§ **Task prompt**
The expected output is the full data, repeated exactly, without pictures.

++++ The data ++++

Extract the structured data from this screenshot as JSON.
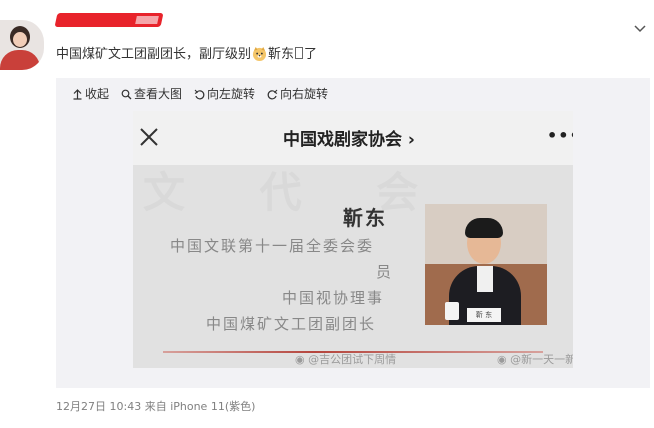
{
  "post": {
    "text_before_emoji": "中国煤矿文工团副团长，副厅级别",
    "text_after_emoji": "靳东",
    "text_end": "了",
    "timestamp": "12月27日 10:43",
    "source": "来自 iPhone 11(紫色)"
  },
  "toolbar": {
    "collapse": "收起",
    "view_large": "查看大图",
    "rotate_left": "向左旋转",
    "rotate_right": "向右旋转"
  },
  "photo": {
    "header_title": "中国戏剧家协会",
    "header_arrow": "›",
    "more": "•••",
    "person_name": "靳东",
    "role_line_1": "中国文联第十一届全委会委",
    "role_line_2": "员",
    "role_line_3": "中国视协理事",
    "role_line_4": "中国煤矿文工团副团长",
    "nameplate": "靳 东",
    "watermark_1": "@吉公团试下周情",
    "watermark_2": "@新一天一新",
    "background_watermark": "文 代 会"
  },
  "colors": {
    "username_redaction": "#e8232b",
    "panel_bg": "#f2f2f5",
    "timestamp": "#808080"
  },
  "icons": [
    "chevron-down-icon",
    "collapse-icon",
    "search-icon",
    "rotate-left-icon",
    "rotate-right-icon",
    "close-icon",
    "weibo-logo-icon"
  ]
}
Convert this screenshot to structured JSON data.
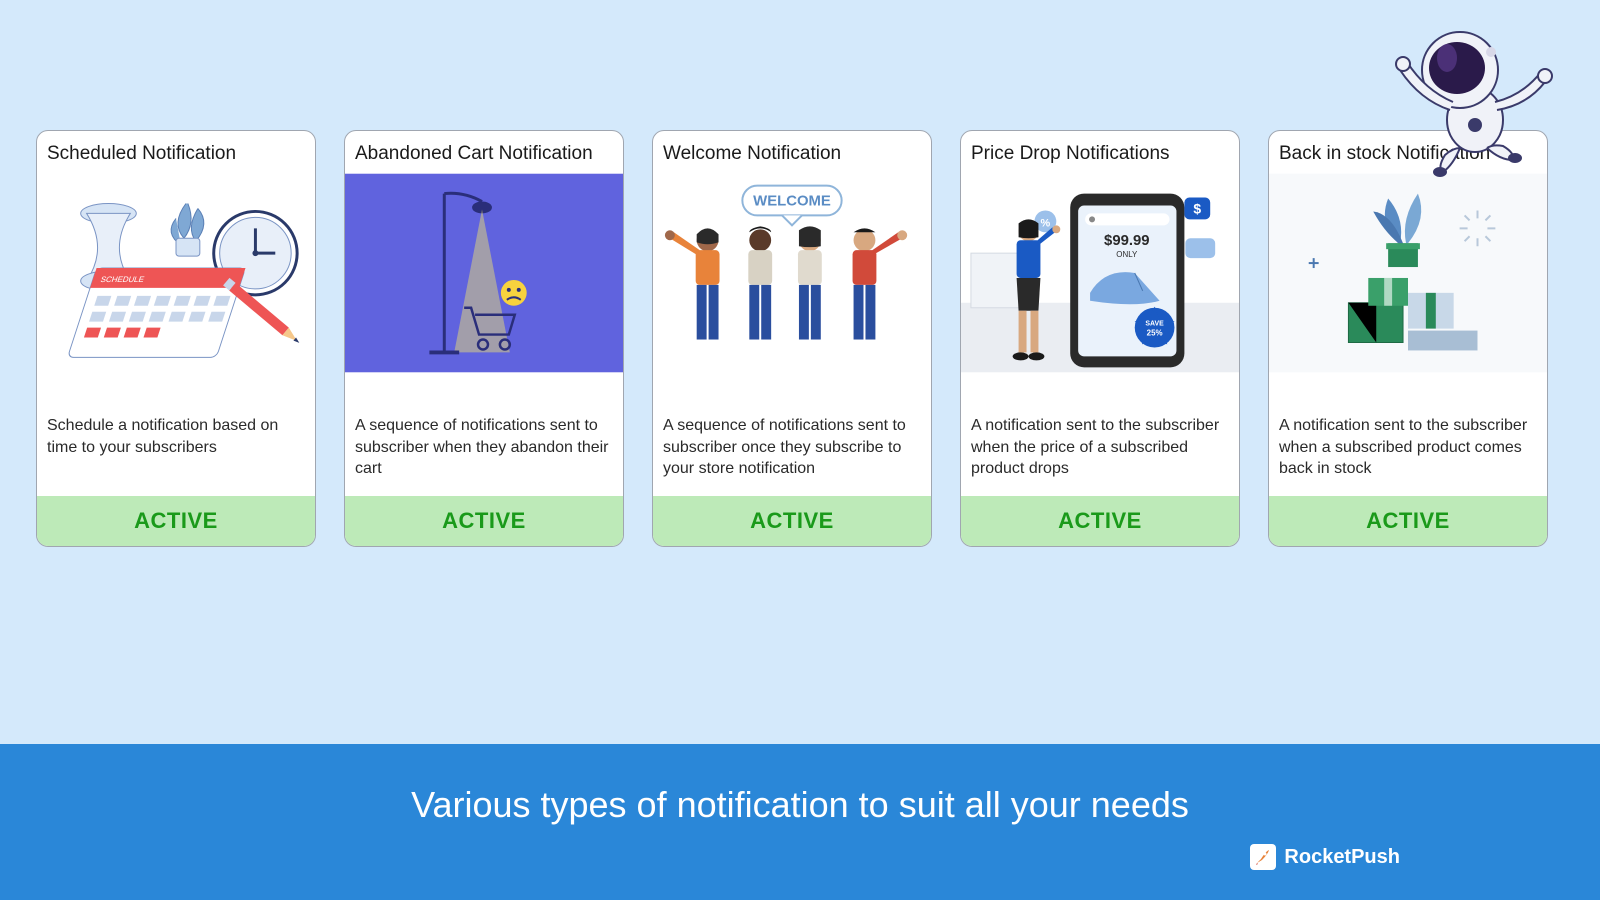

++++

§ **Response to this task**
Extract the structured data from this screenshot as JSON.
{
  "post": {
    "text_before_emoji": "中国煤矿文工团副团长，副厅级别",
    "text_after_emoji": "靳东",
    "text_end": "了",
    "timestamp": "12月27日 10:43",
    "source": "来自 iPhone 11(紫色)"
  },
  "toolbar": {
    "collapse": "收起",
    "view_large": "查看大图",
    "rotate_left": "向左旋转",
    "rotate_right": "向右旋转"
  },
  "photo": {
    "header_title": "中国戏剧家协会",
    "header_arrow": "›",
    "more": "•••",
    "person_name": "靳东",
    "role_line_1": "中国文联第十一届全委会委",
    "role_line_2": "员",
    "role_line_3": "中国视协理事",
    "role_line_4": "中国煤矿文工团副团长",
    "nameplate": "靳 东",
    "watermark_1": "@吉公团试下周情",
    "watermark_2": "@新一天一新",
    "background_watermark": "文 代 会"
  },
  "colors": {
    "username_redaction": "#e8232b",
    "panel_bg": "#f2f2f5",
    "timestamp": "#808080"
  },
  "icons": [
    "chevron-down-icon",
    "collapse-icon",
    "search-icon",
    "rotate-left-icon",
    "rotate-right-icon",
    "close-icon",
    "weibo-logo-icon"
  ]
}
Convert this screenshot to structured JSON data.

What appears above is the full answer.